--- Exercise requirements ---
Each record should be output exactly, with every character kept.

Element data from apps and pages
-- Opening Marker --
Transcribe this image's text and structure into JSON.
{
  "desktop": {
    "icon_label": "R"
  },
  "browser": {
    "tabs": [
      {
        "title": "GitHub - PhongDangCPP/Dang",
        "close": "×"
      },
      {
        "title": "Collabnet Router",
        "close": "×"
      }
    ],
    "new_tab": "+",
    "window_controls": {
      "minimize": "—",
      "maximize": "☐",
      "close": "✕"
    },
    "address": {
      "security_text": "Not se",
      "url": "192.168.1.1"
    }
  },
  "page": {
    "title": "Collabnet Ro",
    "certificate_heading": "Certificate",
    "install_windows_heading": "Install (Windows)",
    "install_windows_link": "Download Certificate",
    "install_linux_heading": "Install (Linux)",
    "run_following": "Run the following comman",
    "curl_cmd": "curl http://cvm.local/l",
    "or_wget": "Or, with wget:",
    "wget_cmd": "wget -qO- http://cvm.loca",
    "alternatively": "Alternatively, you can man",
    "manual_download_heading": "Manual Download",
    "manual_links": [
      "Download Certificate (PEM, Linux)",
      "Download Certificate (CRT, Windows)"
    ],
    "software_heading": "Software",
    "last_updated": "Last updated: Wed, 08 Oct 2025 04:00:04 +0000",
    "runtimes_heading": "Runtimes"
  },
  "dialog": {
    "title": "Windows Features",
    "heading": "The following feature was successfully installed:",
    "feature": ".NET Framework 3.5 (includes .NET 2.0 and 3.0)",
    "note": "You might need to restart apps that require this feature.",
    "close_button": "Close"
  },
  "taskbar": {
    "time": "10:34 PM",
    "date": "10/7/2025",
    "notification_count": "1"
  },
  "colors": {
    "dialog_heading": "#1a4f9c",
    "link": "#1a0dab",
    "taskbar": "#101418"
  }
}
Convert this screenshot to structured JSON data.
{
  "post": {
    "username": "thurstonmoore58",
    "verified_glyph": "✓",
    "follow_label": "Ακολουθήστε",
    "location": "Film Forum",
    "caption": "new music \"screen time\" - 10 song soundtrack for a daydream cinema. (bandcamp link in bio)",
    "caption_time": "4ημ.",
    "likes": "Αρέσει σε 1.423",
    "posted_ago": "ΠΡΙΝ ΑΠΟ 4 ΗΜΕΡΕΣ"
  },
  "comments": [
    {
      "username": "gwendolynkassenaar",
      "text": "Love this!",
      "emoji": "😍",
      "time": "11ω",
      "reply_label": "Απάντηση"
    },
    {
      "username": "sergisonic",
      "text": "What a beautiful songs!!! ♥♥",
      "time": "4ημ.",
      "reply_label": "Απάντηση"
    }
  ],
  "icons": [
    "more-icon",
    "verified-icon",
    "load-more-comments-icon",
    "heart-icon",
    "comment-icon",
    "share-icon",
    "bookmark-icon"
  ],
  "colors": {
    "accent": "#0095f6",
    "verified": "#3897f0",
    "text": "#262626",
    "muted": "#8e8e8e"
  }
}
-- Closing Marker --
--- Answer to this exercise ---
Transcribe this image's text and structure into JSON.
{
  "desktop": {
    "icon_label": "R"
  },
  "browser": {
    "tabs": [
      {
        "title": "GitHub - PhongDangCPP/Dang",
        "close": "×"
      },
      {
        "title": "Collabnet Router",
        "close": "×"
      }
    ],
    "new_tab": "+",
    "window_controls": {
      "minimize": "—",
      "maximize": "☐",
      "close": "✕"
    },
    "address": {
      "security_text": "Not se",
      "url": "192.168.1.1"
    }
  },
  "page": {
    "title": "Collabnet Ro",
    "certificate_heading": "Certificate",
    "install_windows_heading": "Install (Windows)",
    "install_windows_link": "Download Certificate",
    "install_linux_heading": "Install (Linux)",
    "run_following": "Run the following comman",
    "curl_cmd": "curl http://cvm.local/l",
    "or_wget": "Or, with wget:",
    "wget_cmd": "wget -qO- http://cvm.loca",
    "alternatively": "Alternatively, you can man",
    "manual_download_heading": "Manual Download",
    "manual_links": [
      "Download Certificate (PEM, Linux)",
      "Download Certificate (CRT, Windows)"
    ],
    "software_heading": "Software",
    "last_updated": "Last updated: Wed, 08 Oct 2025 04:00:04 +0000",
    "runtimes_heading": "Runtimes"
  },
  "dialog": {
    "title": "Windows Features",
    "heading": "The following feature was successfully installed:",
    "feature": ".NET Framework 3.5 (includes .NET 2.0 and 3.0)",
    "note": "You might need to restart apps that require this feature.",
    "close_button": "Close"
  },
  "taskbar": {
    "time": "10:34 PM",
    "date": "10/7/2025",
    "notification_count": "1"
  },
  "colors": {
    "dialog_heading": "#1a4f9c",
    "link": "#1a0dab",
    "taskbar": "#101418"
  }
}
Convert this screenshot to structured JSON data.
{
  "post": {
    "username": "thurstonmoore58",
    "verified_glyph": "✓",
    "follow_label": "Ακολουθήστε",
    "location": "Film Forum",
    "caption": "new music \"screen time\" - 10 song soundtrack for a daydream cinema. (bandcamp link in bio)",
    "caption_time": "4ημ.",
    "likes": "Αρέσει σε 1.423",
    "posted_ago": "ΠΡΙΝ ΑΠΟ 4 ΗΜΕΡΕΣ"
  },
  "comments": [
    {
      "username": "gwendolynkassenaar",
      "text": "Love this!",
      "emoji": "😍",
      "time": "11ω",
      "reply_label": "Απάντηση"
    },
    {
      "username": "sergisonic",
      "text": "What a beautiful songs!!! ♥♥",
      "time": "4ημ.",
      "reply_label": "Απάντηση"
    }
  ],
  "icons": [
    "more-icon",
    "verified-icon",
    "load-more-comments-icon",
    "heart-icon",
    "comment-icon",
    "share-icon",
    "bookmark-icon"
  ],
  "colors": {
    "accent": "#0095f6",
    "verified": "#3897f0",
    "text": "#262626",
    "muted": "#8e8e8e"
  }
}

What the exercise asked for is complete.